And things are worse than this still. Suppose Person 1 and Person 2 are working on similar papers, on similar topics, with similar arguments (I know many cases of this)--and indeed, that Person 2 has drafted a paper defending argument X first. Suppose Person 1, knowing they are in an advantageous professional position, posts their paper online, but Person 2, knowing they are not, does not. Person 1 may be more likely to receive favorable reviewers than Person 2, which might help them publish their paper first. Indeed, Person 2 may receive a line of unfavorable reviewers, causing their paper to bounce around at journals for several years. Worse still, since they did not post drafts of their paper online (to "preserve anonymized review", Person 2 does not even have an online record that they actually defended X first. In other words, even though Person 2 defended a similar argument as Person 1 before Person 1, Person 1 may be more liable to publish on it first, and thus, be recognized as argument X's originator, "scooping" Person 2.

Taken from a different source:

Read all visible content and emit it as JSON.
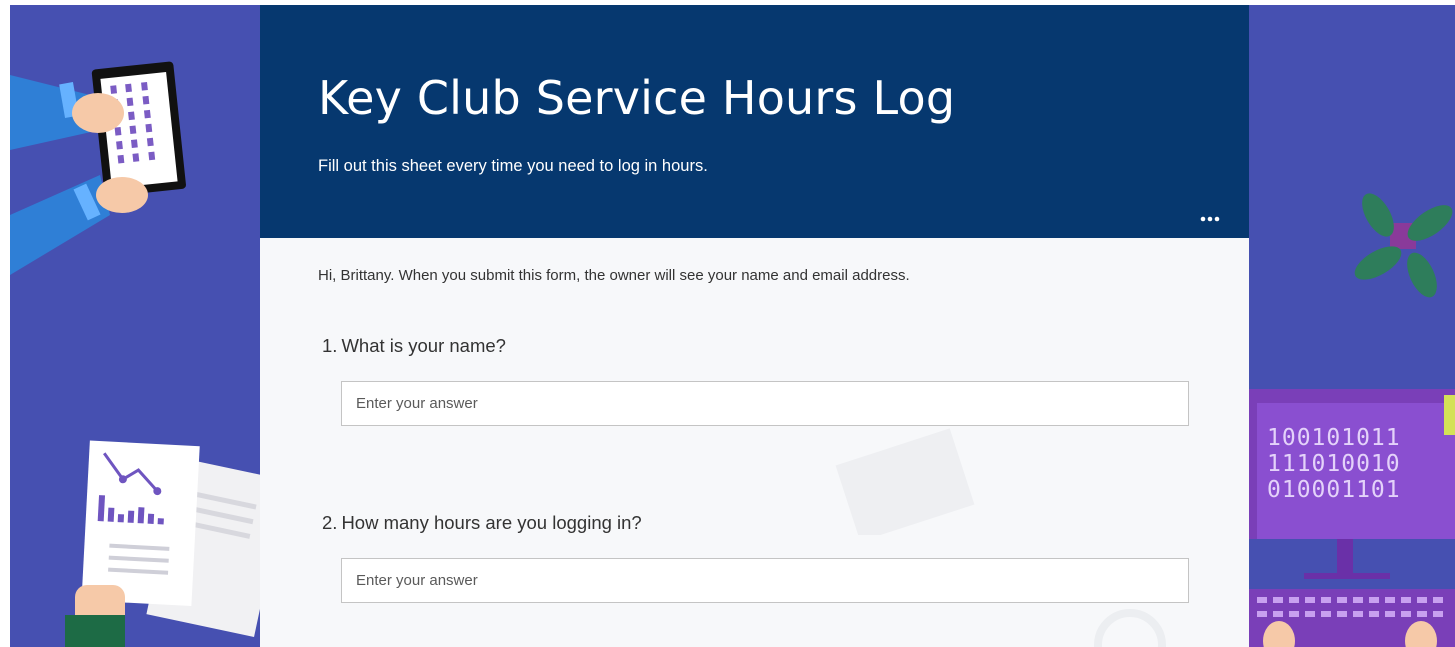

Suddenly, "anonymized" review isn't looking so anonymized! Are there any better options? I've long suspected that they physicists have it right (see here and here). Anonymized review doesn't exist. It's a sham--and, given that it's a sham, the most equalizing thing to do is have something like the physicists' arxiv: a place where (1) everyone uploads drafts of their papers before sending them to journals, and (2) everyone is expected to cite papers that appear there, regardless of whether they have been published yet. In physics, in other words, journal publishing is sort of pro forma. It still happens, but the main action takes place on the arxiv: it's where everyone uploads drafts, and everyone is expected to cite papers that appear there.
Although this practice effectively does away with anonymized review--since everyone knows what everyone is working on--it nevertheless works (imperfectly, to be sure) as an equalizer. On the arxiv, whether you are a well-placed person or not, if your paper is out there, there is a professional expectation that your paper will be cited. If Person 2 comes up with argument X first, then, even if Person 1 has an advantage in the peer-review process, it is still expected that people cite Person 2, because their paper was on the arxiv first. The arxiv system is a way--an imperfect way, to be sure, but, I would say a far better way--to mitigate for biases than our present system. Philosophy should consider implementing an analogue. Philosophers of science already have an analogue--the PhilSci Archive--and, just like in physics, it seems (to me, at any rate) to work splendidly.
Or so say I. What say you?